_Exercise_
The complete listing that follows is to be set down again, exactly as it appears.
** Opening Input block **
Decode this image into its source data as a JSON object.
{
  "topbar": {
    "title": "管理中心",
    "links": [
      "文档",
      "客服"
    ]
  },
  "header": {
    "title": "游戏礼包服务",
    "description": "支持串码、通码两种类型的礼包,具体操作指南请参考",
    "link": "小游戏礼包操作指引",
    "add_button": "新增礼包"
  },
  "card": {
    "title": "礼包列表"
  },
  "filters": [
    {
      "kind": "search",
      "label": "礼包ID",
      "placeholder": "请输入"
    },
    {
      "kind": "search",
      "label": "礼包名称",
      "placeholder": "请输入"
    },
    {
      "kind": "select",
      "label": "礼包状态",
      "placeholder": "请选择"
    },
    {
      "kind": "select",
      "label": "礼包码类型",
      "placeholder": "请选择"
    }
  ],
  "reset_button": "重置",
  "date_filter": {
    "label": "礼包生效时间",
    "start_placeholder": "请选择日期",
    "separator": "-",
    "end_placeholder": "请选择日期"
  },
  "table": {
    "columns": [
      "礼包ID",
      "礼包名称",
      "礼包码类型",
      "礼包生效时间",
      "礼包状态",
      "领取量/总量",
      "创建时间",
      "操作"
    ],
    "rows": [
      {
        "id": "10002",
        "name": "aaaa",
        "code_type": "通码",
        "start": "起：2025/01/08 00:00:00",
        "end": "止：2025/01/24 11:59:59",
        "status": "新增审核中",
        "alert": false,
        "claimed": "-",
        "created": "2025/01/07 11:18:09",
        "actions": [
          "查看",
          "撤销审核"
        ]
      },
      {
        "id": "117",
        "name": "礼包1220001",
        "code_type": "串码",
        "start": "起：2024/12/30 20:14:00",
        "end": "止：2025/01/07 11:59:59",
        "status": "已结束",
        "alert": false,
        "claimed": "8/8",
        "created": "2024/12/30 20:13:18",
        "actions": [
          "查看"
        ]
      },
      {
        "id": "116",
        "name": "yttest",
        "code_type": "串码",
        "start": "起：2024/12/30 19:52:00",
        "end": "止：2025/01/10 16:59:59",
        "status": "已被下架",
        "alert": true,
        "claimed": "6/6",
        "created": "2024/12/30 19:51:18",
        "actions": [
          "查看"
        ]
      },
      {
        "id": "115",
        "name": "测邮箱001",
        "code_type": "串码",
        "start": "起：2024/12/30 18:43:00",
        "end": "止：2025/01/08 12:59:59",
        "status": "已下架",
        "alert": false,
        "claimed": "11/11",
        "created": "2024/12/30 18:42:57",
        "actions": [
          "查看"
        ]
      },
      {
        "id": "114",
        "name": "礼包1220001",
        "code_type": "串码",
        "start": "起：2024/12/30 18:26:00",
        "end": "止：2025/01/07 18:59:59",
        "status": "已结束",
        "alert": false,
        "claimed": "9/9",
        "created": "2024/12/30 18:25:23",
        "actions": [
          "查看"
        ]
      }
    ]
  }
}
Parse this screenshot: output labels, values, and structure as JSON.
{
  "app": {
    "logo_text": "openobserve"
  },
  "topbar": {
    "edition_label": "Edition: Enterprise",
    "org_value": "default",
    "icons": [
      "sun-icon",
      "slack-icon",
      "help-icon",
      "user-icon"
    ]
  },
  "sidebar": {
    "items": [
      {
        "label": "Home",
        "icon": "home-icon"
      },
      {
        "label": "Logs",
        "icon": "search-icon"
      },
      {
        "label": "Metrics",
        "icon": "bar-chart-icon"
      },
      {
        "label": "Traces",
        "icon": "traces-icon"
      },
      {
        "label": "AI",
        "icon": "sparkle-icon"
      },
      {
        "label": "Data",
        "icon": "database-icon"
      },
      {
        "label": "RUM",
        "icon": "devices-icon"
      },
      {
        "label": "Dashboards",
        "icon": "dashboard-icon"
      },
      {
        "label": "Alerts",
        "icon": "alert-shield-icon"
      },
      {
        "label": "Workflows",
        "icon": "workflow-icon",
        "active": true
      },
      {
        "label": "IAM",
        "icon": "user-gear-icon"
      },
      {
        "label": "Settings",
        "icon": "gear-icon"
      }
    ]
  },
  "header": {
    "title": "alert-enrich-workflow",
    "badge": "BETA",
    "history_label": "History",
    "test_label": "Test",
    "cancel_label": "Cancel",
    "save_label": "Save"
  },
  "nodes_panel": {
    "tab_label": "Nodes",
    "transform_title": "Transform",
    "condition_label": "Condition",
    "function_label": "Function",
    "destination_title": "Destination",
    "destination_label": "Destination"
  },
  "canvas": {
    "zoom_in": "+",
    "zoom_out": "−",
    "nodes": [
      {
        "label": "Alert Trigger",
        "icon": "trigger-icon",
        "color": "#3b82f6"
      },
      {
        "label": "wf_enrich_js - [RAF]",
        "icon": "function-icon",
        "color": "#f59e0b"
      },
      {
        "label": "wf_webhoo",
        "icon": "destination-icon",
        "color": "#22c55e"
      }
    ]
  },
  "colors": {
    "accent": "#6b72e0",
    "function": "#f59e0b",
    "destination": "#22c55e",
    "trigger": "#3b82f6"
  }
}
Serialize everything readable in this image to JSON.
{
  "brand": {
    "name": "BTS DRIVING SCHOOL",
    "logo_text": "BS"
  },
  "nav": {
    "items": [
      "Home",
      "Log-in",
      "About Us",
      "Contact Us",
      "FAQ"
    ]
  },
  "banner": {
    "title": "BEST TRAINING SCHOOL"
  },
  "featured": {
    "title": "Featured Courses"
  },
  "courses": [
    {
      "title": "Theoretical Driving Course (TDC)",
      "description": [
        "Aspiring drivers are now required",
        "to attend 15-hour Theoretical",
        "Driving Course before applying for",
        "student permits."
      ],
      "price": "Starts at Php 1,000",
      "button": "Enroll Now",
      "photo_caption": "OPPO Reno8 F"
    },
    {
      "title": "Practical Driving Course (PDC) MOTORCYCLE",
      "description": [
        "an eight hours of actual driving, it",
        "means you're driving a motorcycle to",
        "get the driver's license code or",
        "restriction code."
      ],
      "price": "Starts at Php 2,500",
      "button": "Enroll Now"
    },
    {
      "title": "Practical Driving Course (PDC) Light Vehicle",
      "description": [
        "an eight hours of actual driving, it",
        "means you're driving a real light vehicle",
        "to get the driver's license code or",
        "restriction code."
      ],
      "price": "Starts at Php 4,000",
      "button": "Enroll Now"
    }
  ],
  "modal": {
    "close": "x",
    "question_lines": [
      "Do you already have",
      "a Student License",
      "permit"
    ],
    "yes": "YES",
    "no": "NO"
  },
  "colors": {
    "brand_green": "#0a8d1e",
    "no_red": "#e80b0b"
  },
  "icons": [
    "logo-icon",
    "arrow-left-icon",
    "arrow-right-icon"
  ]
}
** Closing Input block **
_Output below_
Decode this image into its source data as a JSON object.
{
  "topbar": {
    "title": "管理中心",
    "links": [
      "文档",
      "客服"
    ]
  },
  "header": {
    "title": "游戏礼包服务",
    "description": "支持串码、通码两种类型的礼包,具体操作指南请参考",
    "link": "小游戏礼包操作指引",
    "add_button": "新增礼包"
  },
  "card": {
    "title": "礼包列表"
  },
  "filters": [
    {
      "kind": "search",
      "label": "礼包ID",
      "placeholder": "请输入"
    },
    {
      "kind": "search",
      "label": "礼包名称",
      "placeholder": "请输入"
    },
    {
      "kind": "select",
      "label": "礼包状态",
      "placeholder": "请选择"
    },
    {
      "kind": "select",
      "label": "礼包码类型",
      "placeholder": "请选择"
    }
  ],
  "reset_button": "重置",
  "date_filter": {
    "label": "礼包生效时间",
    "start_placeholder": "请选择日期",
    "separator": "-",
    "end_placeholder": "请选择日期"
  },
  "table": {
    "columns": [
      "礼包ID",
      "礼包名称",
      "礼包码类型",
      "礼包生效时间",
      "礼包状态",
      "领取量/总量",
      "创建时间",
      "操作"
    ],
    "rows": [
      {
        "id": "10002",
        "name": "aaaa",
        "code_type": "通码",
        "start": "起：2025/01/08 00:00:00",
        "end": "止：2025/01/24 11:59:59",
        "status": "新增审核中",
        "alert": false,
        "claimed": "-",
        "created": "2025/01/07 11:18:09",
        "actions": [
          "查看",
          "撤销审核"
        ]
      },
      {
        "id": "117",
        "name": "礼包1220001",
        "code_type": "串码",
        "start": "起：2024/12/30 20:14:00",
        "end": "止：2025/01/07 11:59:59",
        "status": "已结束",
        "alert": false,
        "claimed": "8/8",
        "created": "2024/12/30 20:13:18",
        "actions": [
          "查看"
        ]
      },
      {
        "id": "116",
        "name": "yttest",
        "code_type": "串码",
        "start": "起：2024/12/30 19:52:00",
        "end": "止：2025/01/10 16:59:59",
        "status": "已被下架",
        "alert": true,
        "claimed": "6/6",
        "created": "2024/12/30 19:51:18",
        "actions": [
          "查看"
        ]
      },
      {
        "id": "115",
        "name": "测邮箱001",
        "code_type": "串码",
        "start": "起：2024/12/30 18:43:00",
        "end": "止：2025/01/08 12:59:59",
        "status": "已下架",
        "alert": false,
        "claimed": "11/11",
        "created": "2024/12/30 18:42:57",
        "actions": [
          "查看"
        ]
      },
      {
        "id": "114",
        "name": "礼包1220001",
        "code_type": "串码",
        "start": "起：2024/12/30 18:26:00",
        "end": "止：2025/01/07 18:59:59",
        "status": "已结束",
        "alert": false,
        "claimed": "9/9",
        "created": "2024/12/30 18:25:23",
        "actions": [
          "查看"
        ]
      }
    ]
  }
}
Parse this screenshot: output labels, values, and structure as JSON.
{
  "app": {
    "logo_text": "openobserve"
  },
  "topbar": {
    "edition_label": "Edition: Enterprise",
    "org_value": "default",
    "icons": [
      "sun-icon",
      "slack-icon",
      "help-icon",
      "user-icon"
    ]
  },
  "sidebar": {
    "items": [
      {
        "label": "Home",
        "icon": "home-icon"
      },
      {
        "label": "Logs",
        "icon": "search-icon"
      },
      {
        "label": "Metrics",
        "icon": "bar-chart-icon"
      },
      {
        "label": "Traces",
        "icon": "traces-icon"
      },
      {
        "label": "AI",
        "icon": "sparkle-icon"
      },
      {
        "label": "Data",
        "icon": "database-icon"
      },
      {
        "label": "RUM",
        "icon": "devices-icon"
      },
      {
        "label": "Dashboards",
        "icon": "dashboard-icon"
      },
      {
        "label": "Alerts",
        "icon": "alert-shield-icon"
      },
      {
        "label": "Workflows",
        "icon": "workflow-icon",
        "active": true
      },
      {
        "label": "IAM",
        "icon": "user-gear-icon"
      },
      {
        "label": "Settings",
        "icon": "gear-icon"
      }
    ]
  },
  "header": {
    "title": "alert-enrich-workflow",
    "badge": "BETA",
    "history_label": "History",
    "test_label": "Test",
    "cancel_label": "Cancel",
    "save_label": "Save"
  },
  "nodes_panel": {
    "tab_label": "Nodes",
    "transform_title": "Transform",
    "condition_label": "Condition",
    "function_label": "Function",
    "destination_title": "Destination",
    "destination_label": "Destination"
  },
  "canvas": {
    "zoom_in": "+",
    "zoom_out": "−",
    "nodes": [
      {
        "label": "Alert Trigger",
        "icon": "trigger-icon",
        "color": "#3b82f6"
      },
      {
        "label": "wf_enrich_js - [RAF]",
        "icon": "function-icon",
        "color": "#f59e0b"
      },
      {
        "label": "wf_webhoo",
        "icon": "destination-icon",
        "color": "#22c55e"
      }
    ]
  },
  "colors": {
    "accent": "#6b72e0",
    "function": "#f59e0b",
    "destination": "#22c55e",
    "trigger": "#3b82f6"
  }
}
Serialize everything readable in this image to JSON.
{
  "brand": {
    "name": "BTS DRIVING SCHOOL",
    "logo_text": "BS"
  },
  "nav": {
    "items": [
      "Home",
      "Log-in",
      "About Us",
      "Contact Us",
      "FAQ"
    ]
  },
  "banner": {
    "title": "BEST TRAINING SCHOOL"
  },
  "featured": {
    "title": "Featured Courses"
  },
  "courses": [
    {
      "title": "Theoretical Driving Course (TDC)",
      "description": [
        "Aspiring drivers are now required",
        "to attend 15-hour Theoretical",
        "Driving Course before applying for",
        "student permits."
      ],
      "price": "Starts at Php 1,000",
      "button": "Enroll Now",
      "photo_caption": "OPPO Reno8 F"
    },
    {
      "title": "Practical Driving Course (PDC) MOTORCYCLE",
      "description": [
        "an eight hours of actual driving, it",
        "means you're driving a motorcycle to",
        "get the driver's license code or",
        "restriction code."
      ],
      "price": "Starts at Php 2,500",
      "button": "Enroll Now"
    },
    {
      "title": "Practical Driving Course (PDC) Light Vehicle",
      "description": [
        "an eight hours of actual driving, it",
        "means you're driving a real light vehicle",
        "to get the driver's license code or",
        "restriction code."
      ],
      "price": "Starts at Php 4,000",
      "button": "Enroll Now"
    }
  ],
  "modal": {
    "close": "x",
    "question_lines": [
      "Do you already have",
      "a Student License",
      "permit"
    ],
    "yes": "YES",
    "no": "NO"
  },
  "colors": {
    "brand_green": "#0a8d1e",
    "no_red": "#e80b0b"
  },
  "icons": [
    "logo-icon",
    "arrow-left-icon",
    "arrow-right-icon"
  ]
}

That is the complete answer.